"... When it is not apparent that the contents of an extraneous paper could have influenced the verdict a new trial should not be granted unless actual prejudice be shown (The State v. Taylor, 20 Kan. 643), and when the natural effect of the unauthorized matter appears to be prejudicial the state may still show that no injury in fact resulted (see The State v. Lantz, 23 Kan. 728; The State v. Burton, 65 Kan. 704, 70 Pac. 640)...." (p. 775.)

For other cases requiring that actual prejudice be shown to justify reversal for misconduct of the jury see Clark v. Brady, 126 Kan. 59, 266 Pac. 740; Pulkrabek v. Lampe, 179 Kan. 204, 293 P.2d 998, and cases cited therein.

The appellant contends that the trial court should have directed his discharge at the close of the state's evidence.

We cannot agree.

One who aids and abets in the commission of an offense may be charged, tried and convicted as though he were a principal. The evidence was to the effect that there were seven persons in an automobile five young men and two juveniles. One of the young men *800 stood in front of the victims' automobile, two stood on the guest's side and two accosted the driver. After the driver was knocked down the appellant took his watch and billfold. The appellant searched the glove compartment while the young lady was being raped in the back seat of the automobile. The appellant kicked out the lights and tore out the wires under the hood of the vehicle to prevent the victims from leaving the scene of the crime for help.

We have no difficulty with the sufficiency of the evidence to sustain the conviction.

The appellant finally contends that a new trial should have been granted because he, his family and the prosecuting attorney had been threatened during the proceedings or in advance of the proceedings.

This appears to be an afterthought.

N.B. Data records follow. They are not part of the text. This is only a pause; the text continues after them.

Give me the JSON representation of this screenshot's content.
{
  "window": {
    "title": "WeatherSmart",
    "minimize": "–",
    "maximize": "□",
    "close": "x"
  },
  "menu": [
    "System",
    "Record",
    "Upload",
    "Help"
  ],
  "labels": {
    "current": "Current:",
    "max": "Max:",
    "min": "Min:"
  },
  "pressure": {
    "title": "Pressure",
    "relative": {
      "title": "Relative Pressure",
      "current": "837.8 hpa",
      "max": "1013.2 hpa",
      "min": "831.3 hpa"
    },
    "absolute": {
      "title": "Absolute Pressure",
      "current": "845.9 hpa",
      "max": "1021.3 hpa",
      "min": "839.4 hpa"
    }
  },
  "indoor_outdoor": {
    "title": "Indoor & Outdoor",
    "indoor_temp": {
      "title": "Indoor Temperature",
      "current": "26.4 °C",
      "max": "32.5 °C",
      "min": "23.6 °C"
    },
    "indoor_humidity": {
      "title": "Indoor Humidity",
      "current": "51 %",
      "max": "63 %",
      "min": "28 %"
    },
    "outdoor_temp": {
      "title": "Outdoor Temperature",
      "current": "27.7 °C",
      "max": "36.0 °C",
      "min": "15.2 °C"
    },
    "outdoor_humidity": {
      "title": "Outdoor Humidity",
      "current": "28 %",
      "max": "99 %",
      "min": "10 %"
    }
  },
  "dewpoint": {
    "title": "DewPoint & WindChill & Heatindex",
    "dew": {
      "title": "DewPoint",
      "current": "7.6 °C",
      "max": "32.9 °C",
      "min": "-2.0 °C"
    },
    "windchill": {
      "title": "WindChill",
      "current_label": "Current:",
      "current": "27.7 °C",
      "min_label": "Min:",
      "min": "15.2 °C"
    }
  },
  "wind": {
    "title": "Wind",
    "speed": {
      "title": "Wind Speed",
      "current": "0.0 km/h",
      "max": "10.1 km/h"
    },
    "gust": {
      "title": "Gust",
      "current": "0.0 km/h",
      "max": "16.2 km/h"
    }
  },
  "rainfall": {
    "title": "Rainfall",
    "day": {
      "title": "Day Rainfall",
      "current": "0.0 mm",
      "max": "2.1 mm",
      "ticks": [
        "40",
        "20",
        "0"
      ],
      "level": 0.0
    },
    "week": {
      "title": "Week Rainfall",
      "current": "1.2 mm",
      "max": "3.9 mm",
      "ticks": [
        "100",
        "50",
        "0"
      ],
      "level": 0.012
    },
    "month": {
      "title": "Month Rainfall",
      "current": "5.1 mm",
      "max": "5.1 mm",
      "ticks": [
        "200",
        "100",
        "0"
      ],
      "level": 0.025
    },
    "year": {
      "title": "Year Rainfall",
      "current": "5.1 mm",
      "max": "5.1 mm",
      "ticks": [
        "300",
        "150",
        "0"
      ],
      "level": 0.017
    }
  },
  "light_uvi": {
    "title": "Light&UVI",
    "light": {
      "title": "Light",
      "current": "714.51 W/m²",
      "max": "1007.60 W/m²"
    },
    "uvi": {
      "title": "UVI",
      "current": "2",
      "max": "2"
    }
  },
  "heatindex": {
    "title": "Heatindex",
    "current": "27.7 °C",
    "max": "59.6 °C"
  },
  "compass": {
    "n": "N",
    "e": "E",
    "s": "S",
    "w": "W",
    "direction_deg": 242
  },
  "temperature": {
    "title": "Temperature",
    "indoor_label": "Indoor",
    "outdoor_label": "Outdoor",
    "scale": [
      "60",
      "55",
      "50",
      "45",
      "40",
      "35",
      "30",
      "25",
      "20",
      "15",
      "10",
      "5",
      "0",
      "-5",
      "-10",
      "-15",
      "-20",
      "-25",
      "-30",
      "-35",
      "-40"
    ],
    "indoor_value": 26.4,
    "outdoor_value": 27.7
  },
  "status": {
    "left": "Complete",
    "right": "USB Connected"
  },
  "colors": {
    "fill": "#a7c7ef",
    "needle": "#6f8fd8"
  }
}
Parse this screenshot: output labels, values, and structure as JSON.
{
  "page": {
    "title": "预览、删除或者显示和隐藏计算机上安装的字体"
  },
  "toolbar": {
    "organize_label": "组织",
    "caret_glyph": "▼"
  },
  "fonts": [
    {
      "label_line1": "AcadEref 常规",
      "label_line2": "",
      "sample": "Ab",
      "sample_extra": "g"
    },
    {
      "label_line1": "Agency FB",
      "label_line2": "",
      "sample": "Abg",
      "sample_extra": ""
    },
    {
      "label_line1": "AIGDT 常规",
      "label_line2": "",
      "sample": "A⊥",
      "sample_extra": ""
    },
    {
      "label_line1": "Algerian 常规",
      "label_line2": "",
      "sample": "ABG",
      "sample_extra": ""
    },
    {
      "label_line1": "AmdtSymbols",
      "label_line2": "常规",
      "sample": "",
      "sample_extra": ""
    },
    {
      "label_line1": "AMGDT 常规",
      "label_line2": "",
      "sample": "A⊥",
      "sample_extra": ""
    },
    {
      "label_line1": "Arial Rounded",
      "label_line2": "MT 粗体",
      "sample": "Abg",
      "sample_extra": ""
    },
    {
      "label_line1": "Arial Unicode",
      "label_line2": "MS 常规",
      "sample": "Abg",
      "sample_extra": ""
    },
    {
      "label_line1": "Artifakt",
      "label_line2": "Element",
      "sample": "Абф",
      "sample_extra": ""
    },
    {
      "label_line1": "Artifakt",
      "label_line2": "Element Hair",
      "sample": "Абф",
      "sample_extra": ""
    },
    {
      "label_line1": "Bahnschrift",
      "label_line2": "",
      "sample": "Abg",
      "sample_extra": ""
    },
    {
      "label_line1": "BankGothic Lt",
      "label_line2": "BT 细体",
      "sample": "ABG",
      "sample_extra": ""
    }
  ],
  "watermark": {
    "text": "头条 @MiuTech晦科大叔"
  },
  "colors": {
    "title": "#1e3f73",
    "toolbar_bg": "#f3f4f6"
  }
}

The appellant did not call the matter to the attention of the trial court or request relief in any form during the trial. It is not contended that the jury knew of the existence of such threats or that the threats were made in the vicinity of the court room.

We find no merit in the contention.

A careful examination of the record discloses no trial errors which would justify the granting of a new trial.

The judgment is affirmed.

APPROVED BY THE COURT.